Returning to Red I started to get him ready for turning out. He wasn’t keen on having his feet picked out first, and wouldn’t stand still or give me his feet. How did I ever imagine that this horse was a good candidate for hoof boots … After failing to get at his hooves, and with him looking at me as if to say: ‘So what are you going to do about it?’ in a smug sort of way, I decided to try an idea that occurred to me after reading a post about resistance on Carolyn Resnick’s blog. I so often find her blog helpful. Red wanted to move rather than stand and have his feet picked, so every time he moved rather than giving me his foot, I walked him in circles. I made no big deal about his refusal to co-operate, I just walking him in a circle three times every time he either moved, or stamped his foot down half way through the process. This worked well apart from one time he stamped his foot onto my big toe. Ouch. I now have a painful toe that is swollen and gradually turning black. It was not deliberate on his part however – I just let my foot get in the way. On the whole the method worked and I was able to pick out his feet with the minimum of difficulty.
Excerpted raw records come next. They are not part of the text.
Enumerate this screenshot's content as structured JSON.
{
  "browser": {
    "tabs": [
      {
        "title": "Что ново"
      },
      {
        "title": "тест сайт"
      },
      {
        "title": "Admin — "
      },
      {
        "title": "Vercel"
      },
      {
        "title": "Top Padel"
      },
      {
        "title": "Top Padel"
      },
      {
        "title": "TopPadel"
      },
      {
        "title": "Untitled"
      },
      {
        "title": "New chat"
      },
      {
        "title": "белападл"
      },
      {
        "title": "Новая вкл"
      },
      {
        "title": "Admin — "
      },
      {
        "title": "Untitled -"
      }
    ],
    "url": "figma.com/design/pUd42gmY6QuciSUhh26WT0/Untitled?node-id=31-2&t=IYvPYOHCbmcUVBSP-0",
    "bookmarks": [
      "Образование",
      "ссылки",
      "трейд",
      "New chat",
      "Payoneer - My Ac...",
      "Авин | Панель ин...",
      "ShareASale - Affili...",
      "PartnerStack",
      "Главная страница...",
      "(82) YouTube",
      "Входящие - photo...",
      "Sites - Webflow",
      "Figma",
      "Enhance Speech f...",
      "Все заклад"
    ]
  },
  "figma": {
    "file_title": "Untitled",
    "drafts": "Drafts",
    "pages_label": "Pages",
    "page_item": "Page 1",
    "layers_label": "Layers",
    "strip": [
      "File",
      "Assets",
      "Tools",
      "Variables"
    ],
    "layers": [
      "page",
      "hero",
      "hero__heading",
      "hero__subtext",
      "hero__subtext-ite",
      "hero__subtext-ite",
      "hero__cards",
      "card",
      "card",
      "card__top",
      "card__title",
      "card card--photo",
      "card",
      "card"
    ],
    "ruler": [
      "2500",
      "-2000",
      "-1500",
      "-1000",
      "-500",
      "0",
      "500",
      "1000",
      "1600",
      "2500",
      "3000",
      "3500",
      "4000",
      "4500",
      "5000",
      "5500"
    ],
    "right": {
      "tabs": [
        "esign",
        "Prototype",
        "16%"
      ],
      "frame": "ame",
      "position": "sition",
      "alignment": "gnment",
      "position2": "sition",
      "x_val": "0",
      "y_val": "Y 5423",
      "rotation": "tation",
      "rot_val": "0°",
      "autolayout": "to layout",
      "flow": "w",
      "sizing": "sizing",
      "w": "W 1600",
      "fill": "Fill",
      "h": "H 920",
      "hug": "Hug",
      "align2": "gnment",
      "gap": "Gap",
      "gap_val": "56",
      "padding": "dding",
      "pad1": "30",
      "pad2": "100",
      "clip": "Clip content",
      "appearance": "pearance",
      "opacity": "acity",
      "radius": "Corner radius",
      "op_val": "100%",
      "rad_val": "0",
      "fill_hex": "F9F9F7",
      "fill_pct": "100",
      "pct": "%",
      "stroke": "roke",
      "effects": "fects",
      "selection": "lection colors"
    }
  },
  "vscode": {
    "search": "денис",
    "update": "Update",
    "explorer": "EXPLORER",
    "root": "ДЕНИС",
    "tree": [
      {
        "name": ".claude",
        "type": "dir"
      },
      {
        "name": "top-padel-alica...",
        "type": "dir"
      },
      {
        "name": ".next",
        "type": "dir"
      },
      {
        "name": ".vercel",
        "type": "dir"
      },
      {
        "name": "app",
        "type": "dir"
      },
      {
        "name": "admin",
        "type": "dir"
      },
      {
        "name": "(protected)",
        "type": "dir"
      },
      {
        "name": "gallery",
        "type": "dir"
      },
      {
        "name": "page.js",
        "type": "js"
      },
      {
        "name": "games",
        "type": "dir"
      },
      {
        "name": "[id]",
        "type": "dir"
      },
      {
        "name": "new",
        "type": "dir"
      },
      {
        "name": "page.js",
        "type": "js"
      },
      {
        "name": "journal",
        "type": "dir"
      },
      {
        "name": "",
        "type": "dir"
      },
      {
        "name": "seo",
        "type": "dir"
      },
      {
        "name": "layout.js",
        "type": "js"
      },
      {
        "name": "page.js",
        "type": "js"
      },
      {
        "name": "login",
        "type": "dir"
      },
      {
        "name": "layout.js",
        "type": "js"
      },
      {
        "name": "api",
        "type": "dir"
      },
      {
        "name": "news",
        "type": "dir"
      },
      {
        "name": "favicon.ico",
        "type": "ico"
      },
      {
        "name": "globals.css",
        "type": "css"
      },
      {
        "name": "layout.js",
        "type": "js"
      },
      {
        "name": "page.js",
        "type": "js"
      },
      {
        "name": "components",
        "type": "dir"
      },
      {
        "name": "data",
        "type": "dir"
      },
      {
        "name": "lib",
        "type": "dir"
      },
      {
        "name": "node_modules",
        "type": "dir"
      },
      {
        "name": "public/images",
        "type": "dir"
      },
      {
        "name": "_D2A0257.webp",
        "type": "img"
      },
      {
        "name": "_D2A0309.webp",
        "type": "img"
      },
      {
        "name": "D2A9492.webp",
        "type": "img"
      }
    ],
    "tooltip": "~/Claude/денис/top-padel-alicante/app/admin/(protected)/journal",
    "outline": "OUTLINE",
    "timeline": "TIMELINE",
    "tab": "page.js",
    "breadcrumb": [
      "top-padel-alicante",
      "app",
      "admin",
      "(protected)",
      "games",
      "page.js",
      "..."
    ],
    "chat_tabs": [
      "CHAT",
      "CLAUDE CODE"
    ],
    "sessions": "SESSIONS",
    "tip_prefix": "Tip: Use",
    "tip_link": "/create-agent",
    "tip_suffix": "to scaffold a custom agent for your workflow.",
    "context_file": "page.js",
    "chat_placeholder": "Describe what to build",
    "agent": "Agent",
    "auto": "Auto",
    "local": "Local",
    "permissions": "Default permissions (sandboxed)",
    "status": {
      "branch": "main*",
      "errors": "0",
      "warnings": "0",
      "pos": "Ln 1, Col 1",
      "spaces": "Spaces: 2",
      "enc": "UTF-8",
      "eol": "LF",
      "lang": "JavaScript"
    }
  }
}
He caught on more quickly than I expected, as sometimes he seems to be quite a daft horse. I only had to repeat the circling a few times before he decided to stand and give me his hoof. I’m really pleased that I now have a way of improving this daily interaction.

The next thing to work on with Red is standing at the mounting block …

I rode Red on Monday for the first time in months. It was quite a challenge for me to get up on his back. I don’t know why I avoid riding him as he is at his best when being ridden. He was well behaved and responsive. I carried a whip because he has been a bit naughty and nappy with ’ö-Dzin a few times, and he respected that. I think because he bullies me a bit on the ground, I have become nervous of getting on him. We had a nice ride – a little work in the arena and then a short hack into Coed y Wenallt. Hopefully I will not be so nervous about riding him in the future.

I returned home to a guinea pig that looked even more poorly, and so took him to the vet. Sadly his condition was beyond hope and I had to let the vet euthanise him. Poor little chap. Only a day ago he was skipping around his run as usual. I shall miss him. He was the last remnant of our sons’ childhood pets. At one point we had a whole herd of guinea pigs, but he was the last and there will be no more.